(Saved entries)
>>

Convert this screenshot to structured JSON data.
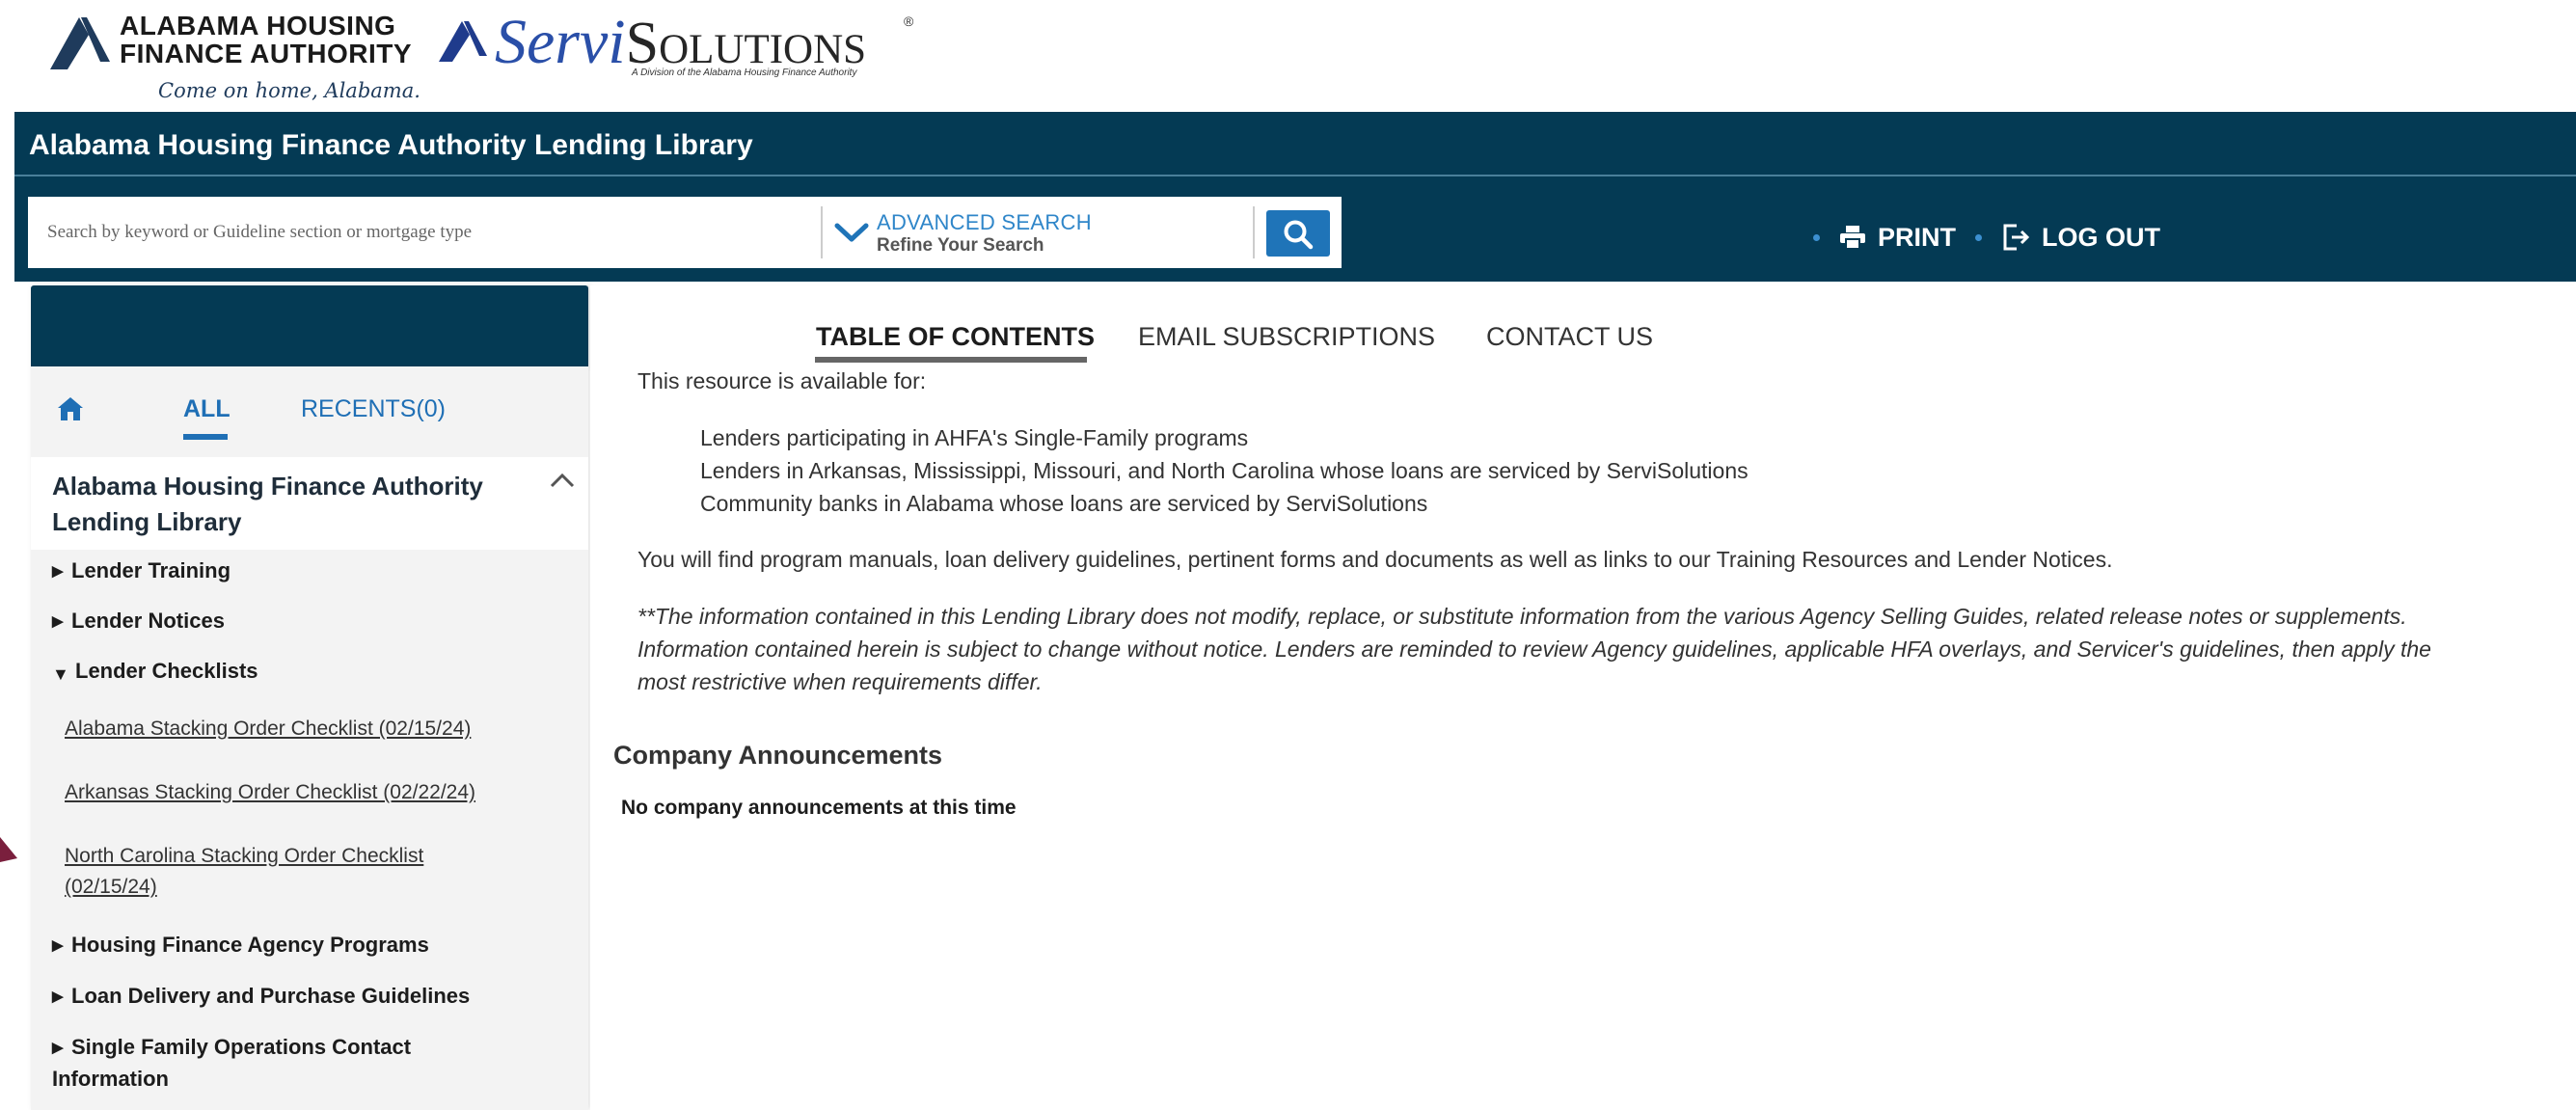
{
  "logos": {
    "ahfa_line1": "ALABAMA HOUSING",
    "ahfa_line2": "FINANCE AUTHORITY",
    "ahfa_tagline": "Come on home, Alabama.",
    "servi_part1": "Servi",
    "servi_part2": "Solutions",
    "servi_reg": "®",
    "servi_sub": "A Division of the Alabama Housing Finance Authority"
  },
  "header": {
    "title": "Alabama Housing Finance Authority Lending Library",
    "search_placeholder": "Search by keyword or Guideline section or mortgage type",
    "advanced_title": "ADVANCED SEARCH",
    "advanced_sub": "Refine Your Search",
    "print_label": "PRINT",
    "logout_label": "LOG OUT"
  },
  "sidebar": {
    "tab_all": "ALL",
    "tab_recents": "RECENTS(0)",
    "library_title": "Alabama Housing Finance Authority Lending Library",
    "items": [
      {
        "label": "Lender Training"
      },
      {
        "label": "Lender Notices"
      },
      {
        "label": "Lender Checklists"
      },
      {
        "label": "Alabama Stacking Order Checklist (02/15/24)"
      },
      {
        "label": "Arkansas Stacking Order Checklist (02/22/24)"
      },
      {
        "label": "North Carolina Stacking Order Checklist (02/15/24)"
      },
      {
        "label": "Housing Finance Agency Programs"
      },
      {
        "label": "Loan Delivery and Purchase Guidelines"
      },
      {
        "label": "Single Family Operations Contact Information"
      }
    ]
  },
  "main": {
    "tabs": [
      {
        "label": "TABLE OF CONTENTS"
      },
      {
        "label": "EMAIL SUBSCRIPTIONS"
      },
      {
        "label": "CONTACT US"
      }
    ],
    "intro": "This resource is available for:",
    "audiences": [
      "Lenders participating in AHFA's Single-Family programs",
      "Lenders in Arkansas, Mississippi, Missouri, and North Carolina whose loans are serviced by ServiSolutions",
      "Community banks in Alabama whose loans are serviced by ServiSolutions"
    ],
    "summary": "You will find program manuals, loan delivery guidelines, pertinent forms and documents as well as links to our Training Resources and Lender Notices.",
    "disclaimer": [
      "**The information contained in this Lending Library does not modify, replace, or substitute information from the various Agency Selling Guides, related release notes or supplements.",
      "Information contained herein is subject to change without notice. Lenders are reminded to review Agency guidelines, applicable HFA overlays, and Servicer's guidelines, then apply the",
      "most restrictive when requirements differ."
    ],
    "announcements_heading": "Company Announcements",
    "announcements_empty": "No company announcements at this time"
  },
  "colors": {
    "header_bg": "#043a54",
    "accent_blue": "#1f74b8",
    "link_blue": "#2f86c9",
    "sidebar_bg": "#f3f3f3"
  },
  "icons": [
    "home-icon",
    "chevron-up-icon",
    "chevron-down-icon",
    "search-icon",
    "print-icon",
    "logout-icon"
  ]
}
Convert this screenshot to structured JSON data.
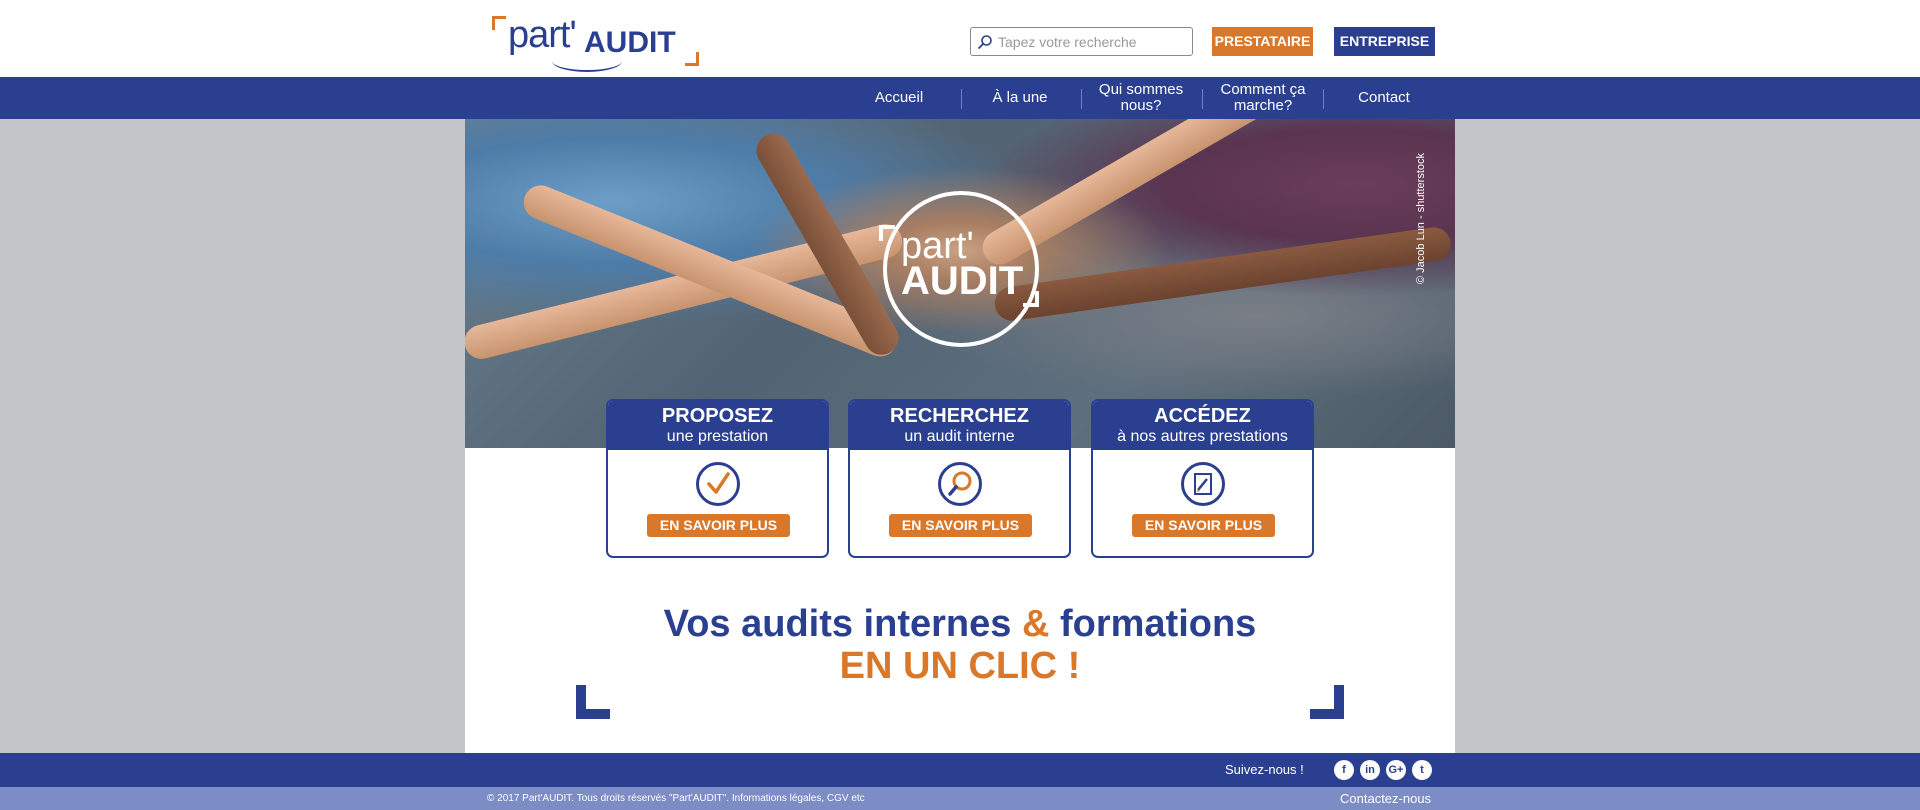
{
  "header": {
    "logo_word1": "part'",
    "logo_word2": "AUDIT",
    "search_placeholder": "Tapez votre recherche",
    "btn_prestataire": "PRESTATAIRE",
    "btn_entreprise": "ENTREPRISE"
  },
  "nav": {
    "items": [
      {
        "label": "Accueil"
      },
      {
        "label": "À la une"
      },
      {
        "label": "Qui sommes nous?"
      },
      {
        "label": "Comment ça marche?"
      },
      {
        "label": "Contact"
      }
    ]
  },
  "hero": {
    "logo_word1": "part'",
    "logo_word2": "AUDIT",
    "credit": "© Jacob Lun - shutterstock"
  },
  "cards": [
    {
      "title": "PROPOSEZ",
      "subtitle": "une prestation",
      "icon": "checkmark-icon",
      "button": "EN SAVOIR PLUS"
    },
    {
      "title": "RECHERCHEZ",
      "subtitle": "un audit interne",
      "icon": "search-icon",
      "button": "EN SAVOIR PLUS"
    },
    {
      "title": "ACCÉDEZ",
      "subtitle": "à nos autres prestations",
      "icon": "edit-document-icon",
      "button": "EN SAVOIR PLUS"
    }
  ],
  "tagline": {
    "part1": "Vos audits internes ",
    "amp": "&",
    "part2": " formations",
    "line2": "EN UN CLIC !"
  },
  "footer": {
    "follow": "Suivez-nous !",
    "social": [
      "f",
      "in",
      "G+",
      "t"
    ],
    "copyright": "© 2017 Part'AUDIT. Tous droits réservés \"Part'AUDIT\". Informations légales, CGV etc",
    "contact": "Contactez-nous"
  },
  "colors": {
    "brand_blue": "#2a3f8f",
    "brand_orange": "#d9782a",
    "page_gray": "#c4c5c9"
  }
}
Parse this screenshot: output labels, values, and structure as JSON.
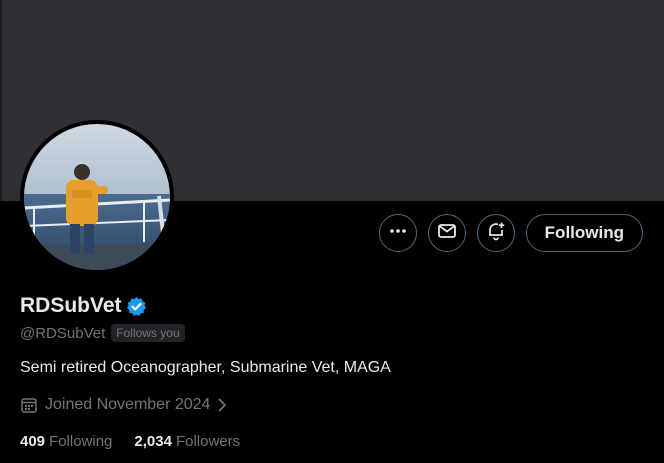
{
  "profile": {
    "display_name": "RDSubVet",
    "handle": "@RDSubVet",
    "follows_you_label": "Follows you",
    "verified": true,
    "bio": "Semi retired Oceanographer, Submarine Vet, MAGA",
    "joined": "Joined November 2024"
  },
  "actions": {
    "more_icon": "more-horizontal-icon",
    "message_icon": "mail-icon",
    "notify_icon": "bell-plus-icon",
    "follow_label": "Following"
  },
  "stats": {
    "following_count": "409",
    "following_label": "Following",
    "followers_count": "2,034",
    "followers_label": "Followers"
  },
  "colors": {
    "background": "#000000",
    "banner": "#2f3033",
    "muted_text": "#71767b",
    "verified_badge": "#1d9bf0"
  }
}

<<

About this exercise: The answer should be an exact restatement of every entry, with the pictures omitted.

Result:
Convert this screenshot to structured JSON data.
{
  "logos": {
    "ahfa_line1": "ALABAMA HOUSING",
    "ahfa_line2": "FINANCE AUTHORITY",
    "ahfa_tagline": "Come on home, Alabama.",
    "servi_part1": "Servi",
    "servi_part2": "Solutions",
    "servi_reg": "®",
    "servi_sub": "A Division of the Alabama Housing Finance Authority"
  },
  "header": {
    "title": "Alabama Housing Finance Authority Lending Library",
    "search_placeholder": "Search by keyword or Guideline section or mortgage type",
    "advanced_title": "ADVANCED SEARCH",
    "advanced_sub": "Refine Your Search",
    "print_label": "PRINT",
    "logout_label": "LOG OUT"
  },
  "sidebar": {
    "tab_all": "ALL",
    "tab_recents": "RECENTS(0)",
    "library_title": "Alabama Housing Finance Authority Lending Library",
    "items": [
      {
        "label": "Lender Training"
      },
      {
        "label": "Lender Notices"
      },
      {
        "label": "Lender Checklists"
      },
      {
        "label": "Alabama Stacking Order Checklist (02/15/24)"
      },
      {
        "label": "Arkansas Stacking Order Checklist (02/22/24)"
      },
      {
        "label": "North Carolina Stacking Order Checklist (02/15/24)"
      },
      {
        "label": "Housing Finance Agency Programs"
      },
      {
        "label": "Loan Delivery and Purchase Guidelines"
      },
      {
        "label": "Single Family Operations Contact Information"
      }
    ]
  },
  "main": {
    "tabs": [
      {
        "label": "TABLE OF CONTENTS"
      },
      {
        "label": "EMAIL SUBSCRIPTIONS"
      },
      {
        "label": "CONTACT US"
      }
    ],
    "intro": "This resource is available for:",
    "audiences": [
      "Lenders participating in AHFA's Single-Family programs",
      "Lenders in Arkansas, Mississippi, Missouri, and North Carolina whose loans are serviced by ServiSolutions",
      "Community banks in Alabama whose loans are serviced by ServiSolutions"
    ],
    "summary": "You will find program manuals, loan delivery guidelines, pertinent forms and documents as well as links to our Training Resources and Lender Notices.",
    "disclaimer": [
      "**The information contained in this Lending Library does not modify, replace, or substitute information from the various Agency Selling Guides, related release notes or supplements.",
      "Information contained herein is subject to change without notice. Lenders are reminded to review Agency guidelines, applicable HFA overlays, and Servicer's guidelines, then apply the",
      "most restrictive when requirements differ."
    ],
    "announcements_heading": "Company Announcements",
    "announcements_empty": "No company announcements at this time"
  },
  "colors": {
    "header_bg": "#043a54",
    "accent_blue": "#1f74b8",
    "link_blue": "#2f86c9",
    "sidebar_bg": "#f3f3f3"
  },
  "icons": [
    "home-icon",
    "chevron-up-icon",
    "chevron-down-icon",
    "search-icon",
    "print-icon",
    "logout-icon"
  ]
}
Convert this screenshot to structured JSON data.
{
  "header": {
    "logo_word1": "part'",
    "logo_word2": "AUDIT",
    "search_placeholder": "Tapez votre recherche",
    "btn_prestataire": "PRESTATAIRE",
    "btn_entreprise": "ENTREPRISE"
  },
  "nav": {
    "items": [
      {
        "label": "Accueil"
      },
      {
        "label": "À la une"
      },
      {
        "label": "Qui sommes nous?"
      },
      {
        "label": "Comment ça marche?"
      },
      {
        "label": "Contact"
      }
    ]
  },
  "hero": {
    "logo_word1": "part'",
    "logo_word2": "AUDIT",
    "credit": "© Jacob Lun - shutterstock"
  },
  "cards": [
    {
      "title": "PROPOSEZ",
      "subtitle": "une prestation",
      "icon": "checkmark-icon",
      "button": "EN SAVOIR PLUS"
    },
    {
      "title": "RECHERCHEZ",
      "subtitle": "un audit interne",
      "icon": "search-icon",
      "button": "EN SAVOIR PLUS"
    },
    {
      "title": "ACCÉDEZ",
      "subtitle": "à nos autres prestations",
      "icon": "edit-document-icon",
      "button": "EN SAVOIR PLUS"
    }
  ],
  "tagline": {
    "part1": "Vos audits internes ",
    "amp": "&",
    "part2": " formations",
    "line2": "EN UN CLIC !"
  },
  "footer": {
    "follow": "Suivez-nous !",
    "social": [
      "f",
      "in",
      "G+",
      "t"
    ],
    "copyright": "© 2017 Part'AUDIT. Tous droits réservés \"Part'AUDIT\". Informations légales, CGV etc",
    "contact": "Contactez-nous"
  },
  "colors": {
    "brand_blue": "#2a3f8f",
    "brand_orange": "#d9782a",
    "page_gray": "#c4c5c9"
  }
}
Parse this screenshot: output labels, values, and structure as JSON.
{
  "profile": {
    "display_name": "RDSubVet",
    "handle": "@RDSubVet",
    "follows_you_label": "Follows you",
    "verified": true,
    "bio": "Semi retired Oceanographer, Submarine Vet, MAGA",
    "joined": "Joined November 2024"
  },
  "actions": {
    "more_icon": "more-horizontal-icon",
    "message_icon": "mail-icon",
    "notify_icon": "bell-plus-icon",
    "follow_label": "Following"
  },
  "stats": {
    "following_count": "409",
    "following_label": "Following",
    "followers_count": "2,034",
    "followers_label": "Followers"
  },
  "colors": {
    "background": "#000000",
    "banner": "#2f3033",
    "muted_text": "#71767b",
    "verified_badge": "#1d9bf0"
  }
}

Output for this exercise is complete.